Google Aims to Help Anyone Become an Android App Developer

Android handsets
Android handsets

Google (GOOG) unveiled a new tool for creating applications for Android smartphones Monday, seeking to make the process as easy as putting together a meal from a selection of frozen foods.

Google's App Inventor for Android offers blocks of software that perform different functions and allows folks to drag and drop the pieces together onto a viewer area, as seen in Google's video.

Examples of some applications that can be easily assembled include a GPS-locator app that's designed to remember where you parked your car or an app that automatically replies to text messages when you're driving with a message along the lines of "sorry, I'm driving and will contact you later."

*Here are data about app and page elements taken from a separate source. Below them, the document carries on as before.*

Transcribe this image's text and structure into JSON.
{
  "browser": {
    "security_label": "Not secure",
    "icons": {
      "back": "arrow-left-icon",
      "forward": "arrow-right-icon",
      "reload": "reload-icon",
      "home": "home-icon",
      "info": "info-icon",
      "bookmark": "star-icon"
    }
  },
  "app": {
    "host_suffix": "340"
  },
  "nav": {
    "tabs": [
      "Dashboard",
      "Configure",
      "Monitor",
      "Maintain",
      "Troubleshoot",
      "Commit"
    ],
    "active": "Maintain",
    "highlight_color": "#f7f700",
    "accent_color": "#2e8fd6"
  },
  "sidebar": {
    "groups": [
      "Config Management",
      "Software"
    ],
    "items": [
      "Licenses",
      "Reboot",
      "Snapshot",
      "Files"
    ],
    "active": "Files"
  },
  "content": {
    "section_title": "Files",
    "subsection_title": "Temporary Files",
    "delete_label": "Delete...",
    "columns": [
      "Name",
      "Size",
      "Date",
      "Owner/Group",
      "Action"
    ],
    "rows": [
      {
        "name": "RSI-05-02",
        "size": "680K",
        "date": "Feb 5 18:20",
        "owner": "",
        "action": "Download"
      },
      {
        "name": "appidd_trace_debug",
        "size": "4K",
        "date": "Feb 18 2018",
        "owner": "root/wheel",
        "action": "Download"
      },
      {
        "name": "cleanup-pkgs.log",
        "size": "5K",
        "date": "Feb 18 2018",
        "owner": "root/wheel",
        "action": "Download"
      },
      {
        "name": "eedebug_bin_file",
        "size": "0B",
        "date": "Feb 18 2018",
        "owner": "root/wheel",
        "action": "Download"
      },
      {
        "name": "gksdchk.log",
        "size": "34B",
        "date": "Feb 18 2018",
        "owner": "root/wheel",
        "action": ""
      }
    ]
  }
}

No Programming Required

In an effort to take the edge off venturing off into the land of software developers, aka code crunchers, Google states on its App Inventor for Android site:

To use App Inventor, you do not need to be a developer. App Inventor requires NO programming knowledge. This is because instead of writing code, you visually design the way the app looks and use blocks to specify the app's behavior.

The App Inventor team has created blocks for just about everything you can do with an Android phone, as well as blocks for doing "programming-like" stuff-- blocks to store information, blocks for repeating actions, and blocks to perform actions under certain conditions. There are even blocks to talk to services like Twitter.

In developing its App Inventor for Android, Google is taking aim at the popularity and traction Apple's (AAPL) iPhone has amassed with outside developers. Google is not only looking to attract more outside developers to create the latest must-have applications for its Android-based phones but it's digging down to the next layer by seeking to attract everyday users and turning them into Android developers.

Google's Android operating system for mobile phones is powering a growing number of handsets made by such folks as Motorola (MOT), HTC and Samsung. Both Google and Apple are banking on the notion that the more useful a phone is, the better it is for their bottom line. And, as Apple has found, applications have been the force behind the success of its iPhone.